Zero Dark Thirty is a perfectly acceptable military/political thriller but only to the degree that Body Of Lies was. Nothing ground breaking or spectacular but interesting. As one with no political or philosophical thoughts on the real-life events (and if I do have any opinions, I wouldn't let them cloud my critical assessment), all I can do is analyse and rate the film as a standalone piece and I have found it wanting.
25th January 2013
The Scene To Look Out For:
The actual breach of the compound in Pakistan is very well shot. In fact, it's superbly executed in both its honesty and tense realism. I have no idea how accurate it actually was - I'm fairly confident this operation was rehearsed on a mock-up somewhere in the States but that's not really important. What is important is the artistic flare with which the whole scene was executed and overseen. Tense, compelling and a nice payoff after two and a bit hours build up.
Chastain gives a great performance, there's no doubt about that. Her laser-like focus and unwavering drive is engaging but it's never really explained. So, while this is a great performance, she's in fact a poor character. As previously stated, motivation outside of occupational obligation and civic duty are abandoned but more importantly, the first time we're introduced to Maya, she is sitting in on a torture session, uncomfortable with the violence she witnesses. Despite this, she buries her feelings and utilises the same methods herself. But this transition is never explored. We aren't offered an insight into how she made this transition or if it still plagues her. It's an unfortunately missed opportunity and one which would have made her character a little more relatable.

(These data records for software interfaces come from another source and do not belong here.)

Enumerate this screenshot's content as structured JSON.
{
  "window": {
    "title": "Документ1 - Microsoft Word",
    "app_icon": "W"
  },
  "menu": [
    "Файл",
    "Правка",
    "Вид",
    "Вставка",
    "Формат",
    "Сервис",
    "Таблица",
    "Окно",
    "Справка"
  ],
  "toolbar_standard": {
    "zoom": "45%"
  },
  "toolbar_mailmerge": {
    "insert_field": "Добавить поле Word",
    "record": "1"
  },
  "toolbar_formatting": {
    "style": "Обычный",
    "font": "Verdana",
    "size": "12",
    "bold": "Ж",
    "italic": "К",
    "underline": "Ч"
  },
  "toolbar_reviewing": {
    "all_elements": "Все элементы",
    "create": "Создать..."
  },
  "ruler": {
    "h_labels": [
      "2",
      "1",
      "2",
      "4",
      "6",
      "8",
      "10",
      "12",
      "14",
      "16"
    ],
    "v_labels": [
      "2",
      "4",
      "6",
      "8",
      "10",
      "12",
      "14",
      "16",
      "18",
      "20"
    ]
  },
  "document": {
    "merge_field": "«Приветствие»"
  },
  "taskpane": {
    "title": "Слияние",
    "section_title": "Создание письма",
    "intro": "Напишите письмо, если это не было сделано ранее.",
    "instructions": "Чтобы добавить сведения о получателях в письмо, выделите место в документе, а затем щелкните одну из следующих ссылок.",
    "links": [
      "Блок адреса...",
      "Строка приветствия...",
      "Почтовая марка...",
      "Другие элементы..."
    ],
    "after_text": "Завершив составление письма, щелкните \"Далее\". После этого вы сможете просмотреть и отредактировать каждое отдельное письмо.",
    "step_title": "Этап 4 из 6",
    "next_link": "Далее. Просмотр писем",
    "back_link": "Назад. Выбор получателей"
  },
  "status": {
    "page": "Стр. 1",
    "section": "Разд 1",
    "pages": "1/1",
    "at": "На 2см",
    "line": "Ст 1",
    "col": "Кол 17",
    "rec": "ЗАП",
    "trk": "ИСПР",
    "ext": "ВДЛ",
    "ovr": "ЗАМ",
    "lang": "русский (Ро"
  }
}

"A lot of my friends have died trying to do this, I believe I was spared so I could finish the job"
In A Few Words:
"I'm grateful that a certain amount of tact, restraint and modesty was used to make this release but I shouldn't have left the cinema feeling almost indifferent and unmoved. Disappointing"